Task:
Each line below needs to be restated word for word.

Dataset rows describing interfaces
※ ※ ※

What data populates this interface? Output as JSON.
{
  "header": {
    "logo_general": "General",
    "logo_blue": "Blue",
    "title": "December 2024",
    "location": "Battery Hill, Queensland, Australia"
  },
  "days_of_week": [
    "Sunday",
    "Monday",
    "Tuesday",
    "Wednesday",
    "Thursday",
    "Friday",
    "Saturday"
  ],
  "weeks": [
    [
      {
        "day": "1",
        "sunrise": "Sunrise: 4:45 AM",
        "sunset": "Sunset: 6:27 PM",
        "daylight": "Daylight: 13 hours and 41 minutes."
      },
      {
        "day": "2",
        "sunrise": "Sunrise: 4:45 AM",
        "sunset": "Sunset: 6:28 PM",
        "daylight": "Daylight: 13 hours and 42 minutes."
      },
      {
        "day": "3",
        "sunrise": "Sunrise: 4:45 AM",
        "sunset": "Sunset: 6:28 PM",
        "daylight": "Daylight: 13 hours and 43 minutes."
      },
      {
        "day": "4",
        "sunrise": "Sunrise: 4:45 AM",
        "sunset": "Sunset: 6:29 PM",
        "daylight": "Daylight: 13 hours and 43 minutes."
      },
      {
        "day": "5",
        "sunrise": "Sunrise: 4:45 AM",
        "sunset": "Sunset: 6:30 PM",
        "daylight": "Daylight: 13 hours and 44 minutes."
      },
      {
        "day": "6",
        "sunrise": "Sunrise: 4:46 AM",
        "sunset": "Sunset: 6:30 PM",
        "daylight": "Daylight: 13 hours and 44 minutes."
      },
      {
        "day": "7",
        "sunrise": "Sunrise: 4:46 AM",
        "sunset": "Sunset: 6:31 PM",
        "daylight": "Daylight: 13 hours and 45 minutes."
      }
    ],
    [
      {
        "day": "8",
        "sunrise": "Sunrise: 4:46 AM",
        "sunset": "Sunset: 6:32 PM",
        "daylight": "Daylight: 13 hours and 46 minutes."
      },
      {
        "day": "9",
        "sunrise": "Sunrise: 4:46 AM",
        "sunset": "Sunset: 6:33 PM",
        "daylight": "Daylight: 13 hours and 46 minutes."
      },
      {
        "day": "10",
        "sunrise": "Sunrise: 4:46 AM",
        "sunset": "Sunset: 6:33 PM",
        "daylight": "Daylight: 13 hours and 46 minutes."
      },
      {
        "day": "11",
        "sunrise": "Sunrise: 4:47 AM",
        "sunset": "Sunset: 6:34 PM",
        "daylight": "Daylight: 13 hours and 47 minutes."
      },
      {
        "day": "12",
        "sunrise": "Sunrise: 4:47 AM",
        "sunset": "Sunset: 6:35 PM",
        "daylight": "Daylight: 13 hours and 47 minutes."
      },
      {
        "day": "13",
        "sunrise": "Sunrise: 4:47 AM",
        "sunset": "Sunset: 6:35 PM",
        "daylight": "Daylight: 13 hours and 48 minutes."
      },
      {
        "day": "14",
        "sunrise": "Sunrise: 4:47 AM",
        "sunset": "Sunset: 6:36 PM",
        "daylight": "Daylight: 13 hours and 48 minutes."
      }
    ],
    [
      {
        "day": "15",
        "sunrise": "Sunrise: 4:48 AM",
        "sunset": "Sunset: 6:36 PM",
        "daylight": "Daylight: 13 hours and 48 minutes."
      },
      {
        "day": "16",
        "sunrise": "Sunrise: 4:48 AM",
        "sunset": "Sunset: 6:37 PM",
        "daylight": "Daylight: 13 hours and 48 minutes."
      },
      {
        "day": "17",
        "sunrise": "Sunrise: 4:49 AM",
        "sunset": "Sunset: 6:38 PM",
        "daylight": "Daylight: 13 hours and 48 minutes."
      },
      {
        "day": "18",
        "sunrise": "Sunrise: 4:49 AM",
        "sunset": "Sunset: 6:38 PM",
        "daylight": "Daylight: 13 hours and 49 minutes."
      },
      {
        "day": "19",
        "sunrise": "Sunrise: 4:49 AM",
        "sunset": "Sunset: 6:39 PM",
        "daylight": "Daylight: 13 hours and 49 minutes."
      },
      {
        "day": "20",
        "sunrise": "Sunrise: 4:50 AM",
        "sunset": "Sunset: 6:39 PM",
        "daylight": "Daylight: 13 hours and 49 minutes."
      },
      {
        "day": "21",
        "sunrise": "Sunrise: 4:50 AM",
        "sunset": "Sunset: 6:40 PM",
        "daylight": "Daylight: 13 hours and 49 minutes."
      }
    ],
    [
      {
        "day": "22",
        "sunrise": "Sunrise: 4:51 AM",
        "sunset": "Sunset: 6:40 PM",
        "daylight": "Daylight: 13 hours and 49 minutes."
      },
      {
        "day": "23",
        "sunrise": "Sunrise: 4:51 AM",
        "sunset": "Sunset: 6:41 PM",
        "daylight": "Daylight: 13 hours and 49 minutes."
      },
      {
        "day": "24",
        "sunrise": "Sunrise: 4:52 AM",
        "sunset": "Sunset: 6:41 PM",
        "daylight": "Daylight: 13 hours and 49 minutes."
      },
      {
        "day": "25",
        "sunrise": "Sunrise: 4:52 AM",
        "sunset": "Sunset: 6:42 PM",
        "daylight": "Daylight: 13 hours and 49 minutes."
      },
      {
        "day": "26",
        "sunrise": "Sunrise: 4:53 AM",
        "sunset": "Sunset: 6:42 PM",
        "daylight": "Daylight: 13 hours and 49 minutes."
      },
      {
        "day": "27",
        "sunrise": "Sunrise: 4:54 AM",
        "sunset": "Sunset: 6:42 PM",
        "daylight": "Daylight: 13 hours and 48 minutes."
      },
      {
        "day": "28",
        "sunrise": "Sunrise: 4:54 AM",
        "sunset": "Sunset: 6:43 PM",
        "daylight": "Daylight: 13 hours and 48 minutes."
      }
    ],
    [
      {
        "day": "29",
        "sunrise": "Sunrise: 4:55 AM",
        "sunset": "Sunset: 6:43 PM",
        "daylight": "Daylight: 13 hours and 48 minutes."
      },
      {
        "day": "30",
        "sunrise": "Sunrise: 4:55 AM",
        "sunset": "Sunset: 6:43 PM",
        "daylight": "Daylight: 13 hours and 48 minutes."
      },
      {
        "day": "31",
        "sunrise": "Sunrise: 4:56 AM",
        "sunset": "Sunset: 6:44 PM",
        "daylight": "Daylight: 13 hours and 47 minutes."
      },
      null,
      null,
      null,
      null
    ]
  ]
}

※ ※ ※

Completed task:
What data populates this interface? Output as JSON.
{
  "header": {
    "logo_general": "General",
    "logo_blue": "Blue",
    "title": "December 2024",
    "location": "Battery Hill, Queensland, Australia"
  },
  "days_of_week": [
    "Sunday",
    "Monday",
    "Tuesday",
    "Wednesday",
    "Thursday",
    "Friday",
    "Saturday"
  ],
  "weeks": [
    [
      {
        "day": "1",
        "sunrise": "Sunrise: 4:45 AM",
        "sunset": "Sunset: 6:27 PM",
        "daylight": "Daylight: 13 hours and 41 minutes."
      },
      {
        "day": "2",
        "sunrise": "Sunrise: 4:45 AM",
        "sunset": "Sunset: 6:28 PM",
        "daylight": "Daylight: 13 hours and 42 minutes."
      },
      {
        "day": "3",
        "sunrise": "Sunrise: 4:45 AM",
        "sunset": "Sunset: 6:28 PM",
        "daylight": "Daylight: 13 hours and 43 minutes."
      },
      {
        "day": "4",
        "sunrise": "Sunrise: 4:45 AM",
        "sunset": "Sunset: 6:29 PM",
        "daylight": "Daylight: 13 hours and 43 minutes."
      },
      {
        "day": "5",
        "sunrise": "Sunrise: 4:45 AM",
        "sunset": "Sunset: 6:30 PM",
        "daylight": "Daylight: 13 hours and 44 minutes."
      },
      {
        "day": "6",
        "sunrise": "Sunrise: 4:46 AM",
        "sunset": "Sunset: 6:30 PM",
        "daylight": "Daylight: 13 hours and 44 minutes."
      },
      {
        "day": "7",
        "sunrise": "Sunrise: 4:46 AM",
        "sunset": "Sunset: 6:31 PM",
        "daylight": "Daylight: 13 hours and 45 minutes."
      }
    ],
    [
      {
        "day": "8",
        "sunrise": "Sunrise: 4:46 AM",
        "sunset": "Sunset: 6:32 PM",
        "daylight": "Daylight: 13 hours and 46 minutes."
      },
      {
        "day": "9",
        "sunrise": "Sunrise: 4:46 AM",
        "sunset": "Sunset: 6:33 PM",
        "daylight": "Daylight: 13 hours and 46 minutes."
      },
      {
        "day": "10",
        "sunrise": "Sunrise: 4:46 AM",
        "sunset": "Sunset: 6:33 PM",
        "daylight": "Daylight: 13 hours and 46 minutes."
      },
      {
        "day": "11",
        "sunrise": "Sunrise: 4:47 AM",
        "sunset": "Sunset: 6:34 PM",
        "daylight": "Daylight: 13 hours and 47 minutes."
      },
      {
        "day": "12",
        "sunrise": "Sunrise: 4:47 AM",
        "sunset": "Sunset: 6:35 PM",
        "daylight": "Daylight: 13 hours and 47 minutes."
      },
      {
        "day": "13",
        "sunrise": "Sunrise: 4:47 AM",
        "sunset": "Sunset: 6:35 PM",
        "daylight": "Daylight: 13 hours and 48 minutes."
      },
      {
        "day": "14",
        "sunrise": "Sunrise: 4:47 AM",
        "sunset": "Sunset: 6:36 PM",
        "daylight": "Daylight: 13 hours and 48 minutes."
      }
    ],
    [
      {
        "day": "15",
        "sunrise": "Sunrise: 4:48 AM",
        "sunset": "Sunset: 6:36 PM",
        "daylight": "Daylight: 13 hours and 48 minutes."
      },
      {
        "day": "16",
        "sunrise": "Sunrise: 4:48 AM",
        "sunset": "Sunset: 6:37 PM",
        "daylight": "Daylight: 13 hours and 48 minutes."
      },
      {
        "day": "17",
        "sunrise": "Sunrise: 4:49 AM",
        "sunset": "Sunset: 6:38 PM",
        "daylight": "Daylight: 13 hours and 48 minutes."
      },
      {
        "day": "18",
        "sunrise": "Sunrise: 4:49 AM",
        "sunset": "Sunset: 6:38 PM",
        "daylight": "Daylight: 13 hours and 49 minutes."
      },
      {
        "day": "19",
        "sunrise": "Sunrise: 4:49 AM",
        "sunset": "Sunset: 6:39 PM",
        "daylight": "Daylight: 13 hours and 49 minutes."
      },
      {
        "day": "20",
        "sunrise": "Sunrise: 4:50 AM",
        "sunset": "Sunset: 6:39 PM",
        "daylight": "Daylight: 13 hours and 49 minutes."
      },
      {
        "day": "21",
        "sunrise": "Sunrise: 4:50 AM",
        "sunset": "Sunset: 6:40 PM",
        "daylight": "Daylight: 13 hours and 49 minutes."
      }
    ],
    [
      {
        "day": "22",
        "sunrise": "Sunrise: 4:51 AM",
        "sunset": "Sunset: 6:40 PM",
        "daylight": "Daylight: 13 hours and 49 minutes."
      },
      {
        "day": "23",
        "sunrise": "Sunrise: 4:51 AM",
        "sunset": "Sunset: 6:41 PM",
        "daylight": "Daylight: 13 hours and 49 minutes."
      },
      {
        "day": "24",
        "sunrise": "Sunrise: 4:52 AM",
        "sunset": "Sunset: 6:41 PM",
        "daylight": "Daylight: 13 hours and 49 minutes."
      },
      {
        "day": "25",
        "sunrise": "Sunrise: 4:52 AM",
        "sunset": "Sunset: 6:42 PM",
        "daylight": "Daylight: 13 hours and 49 minutes."
      },
      {
        "day": "26",
        "sunrise": "Sunrise: 4:53 AM",
        "sunset": "Sunset: 6:42 PM",
        "daylight": "Daylight: 13 hours and 49 minutes."
      },
      {
        "day": "27",
        "sunrise": "Sunrise: 4:54 AM",
        "sunset": "Sunset: 6:42 PM",
        "daylight": "Daylight: 13 hours and 48 minutes."
      },
      {
        "day": "28",
        "sunrise": "Sunrise: 4:54 AM",
        "sunset": "Sunset: 6:43 PM",
        "daylight": "Daylight: 13 hours and 48 minutes."
      }
    ],
    [
      {
        "day": "29",
        "sunrise": "Sunrise: 4:55 AM",
        "sunset": "Sunset: 6:43 PM",
        "daylight": "Daylight: 13 hours and 48 minutes."
      },
      {
        "day": "30",
        "sunrise": "Sunrise: 4:55 AM",
        "sunset": "Sunset: 6:43 PM",
        "daylight": "Daylight: 13 hours and 48 minutes."
      },
      {
        "day": "31",
        "sunrise": "Sunrise: 4:56 AM",
        "sunset": "Sunset: 6:44 PM",
        "daylight": "Daylight: 13 hours and 47 minutes."
      },
      null,
      null,
      null,
      null
    ]
  ]
}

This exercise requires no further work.